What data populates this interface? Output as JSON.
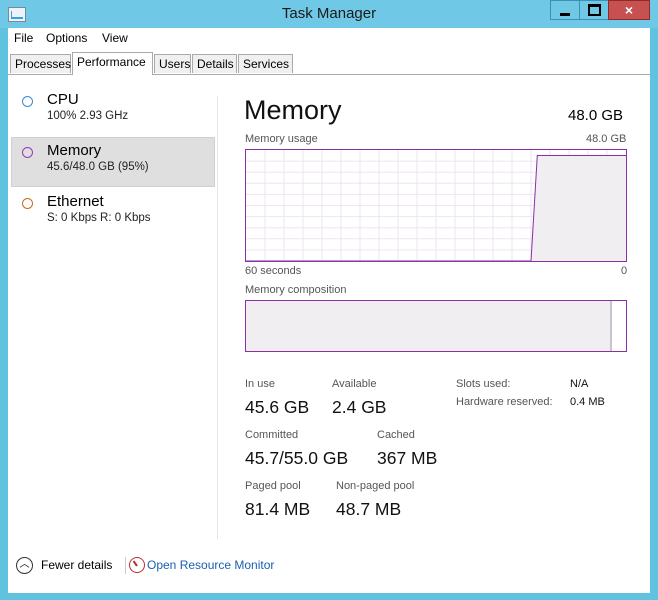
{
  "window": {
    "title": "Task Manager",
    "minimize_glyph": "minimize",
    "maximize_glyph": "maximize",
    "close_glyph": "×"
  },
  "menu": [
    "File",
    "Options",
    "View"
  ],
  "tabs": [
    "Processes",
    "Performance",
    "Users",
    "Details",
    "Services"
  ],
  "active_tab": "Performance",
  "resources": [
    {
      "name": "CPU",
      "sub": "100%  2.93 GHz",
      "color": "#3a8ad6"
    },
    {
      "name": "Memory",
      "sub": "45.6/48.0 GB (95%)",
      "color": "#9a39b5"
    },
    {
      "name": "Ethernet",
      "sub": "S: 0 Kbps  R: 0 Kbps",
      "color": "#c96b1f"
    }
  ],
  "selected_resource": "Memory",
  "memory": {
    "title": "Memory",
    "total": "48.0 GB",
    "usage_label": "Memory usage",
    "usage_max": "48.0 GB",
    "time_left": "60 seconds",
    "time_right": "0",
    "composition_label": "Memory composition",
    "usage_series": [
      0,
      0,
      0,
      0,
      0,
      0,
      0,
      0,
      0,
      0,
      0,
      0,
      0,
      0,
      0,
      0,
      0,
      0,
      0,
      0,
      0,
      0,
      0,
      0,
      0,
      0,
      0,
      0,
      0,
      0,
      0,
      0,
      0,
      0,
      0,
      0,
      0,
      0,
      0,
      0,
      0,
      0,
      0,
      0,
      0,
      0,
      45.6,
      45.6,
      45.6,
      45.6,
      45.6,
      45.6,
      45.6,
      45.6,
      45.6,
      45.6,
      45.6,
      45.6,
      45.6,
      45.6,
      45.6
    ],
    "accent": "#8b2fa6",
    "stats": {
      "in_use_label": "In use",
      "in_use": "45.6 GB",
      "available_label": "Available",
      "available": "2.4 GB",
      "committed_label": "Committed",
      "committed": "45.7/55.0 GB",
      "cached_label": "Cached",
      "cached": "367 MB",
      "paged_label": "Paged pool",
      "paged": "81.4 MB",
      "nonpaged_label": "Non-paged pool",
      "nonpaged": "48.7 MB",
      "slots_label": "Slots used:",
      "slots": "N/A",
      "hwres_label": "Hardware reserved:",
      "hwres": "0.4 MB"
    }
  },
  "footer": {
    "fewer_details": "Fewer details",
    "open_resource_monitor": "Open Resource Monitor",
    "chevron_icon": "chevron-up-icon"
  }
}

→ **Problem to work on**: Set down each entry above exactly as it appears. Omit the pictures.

→ **Answer to this exercise**:
What data populates this interface? Output as JSON.
{
  "window": {
    "title": "Task Manager",
    "minimize_glyph": "minimize",
    "maximize_glyph": "maximize",
    "close_glyph": "×"
  },
  "menu": [
    "File",
    "Options",
    "View"
  ],
  "tabs": [
    "Processes",
    "Performance",
    "Users",
    "Details",
    "Services"
  ],
  "active_tab": "Performance",
  "resources": [
    {
      "name": "CPU",
      "sub": "100%  2.93 GHz",
      "color": "#3a8ad6"
    },
    {
      "name": "Memory",
      "sub": "45.6/48.0 GB (95%)",
      "color": "#9a39b5"
    },
    {
      "name": "Ethernet",
      "sub": "S: 0 Kbps  R: 0 Kbps",
      "color": "#c96b1f"
    }
  ],
  "selected_resource": "Memory",
  "memory": {
    "title": "Memory",
    "total": "48.0 GB",
    "usage_label": "Memory usage",
    "usage_max": "48.0 GB",
    "time_left": "60 seconds",
    "time_right": "0",
    "composition_label": "Memory composition",
    "usage_series": [
      0,
      0,
      0,
      0,
      0,
      0,
      0,
      0,
      0,
      0,
      0,
      0,
      0,
      0,
      0,
      0,
      0,
      0,
      0,
      0,
      0,
      0,
      0,
      0,
      0,
      0,
      0,
      0,
      0,
      0,
      0,
      0,
      0,
      0,
      0,
      0,
      0,
      0,
      0,
      0,
      0,
      0,
      0,
      0,
      0,
      0,
      45.6,
      45.6,
      45.6,
      45.6,
      45.6,
      45.6,
      45.6,
      45.6,
      45.6,
      45.6,
      45.6,
      45.6,
      45.6,
      45.6,
      45.6
    ],
    "accent": "#8b2fa6",
    "stats": {
      "in_use_label": "In use",
      "in_use": "45.6 GB",
      "available_label": "Available",
      "available": "2.4 GB",
      "committed_label": "Committed",
      "committed": "45.7/55.0 GB",
      "cached_label": "Cached",
      "cached": "367 MB",
      "paged_label": "Paged pool",
      "paged": "81.4 MB",
      "nonpaged_label": "Non-paged pool",
      "nonpaged": "48.7 MB",
      "slots_label": "Slots used:",
      "slots": "N/A",
      "hwres_label": "Hardware reserved:",
      "hwres": "0.4 MB"
    }
  },
  "footer": {
    "fewer_details": "Fewer details",
    "open_resource_monitor": "Open Resource Monitor",
    "chevron_icon": "chevron-up-icon"
  }
}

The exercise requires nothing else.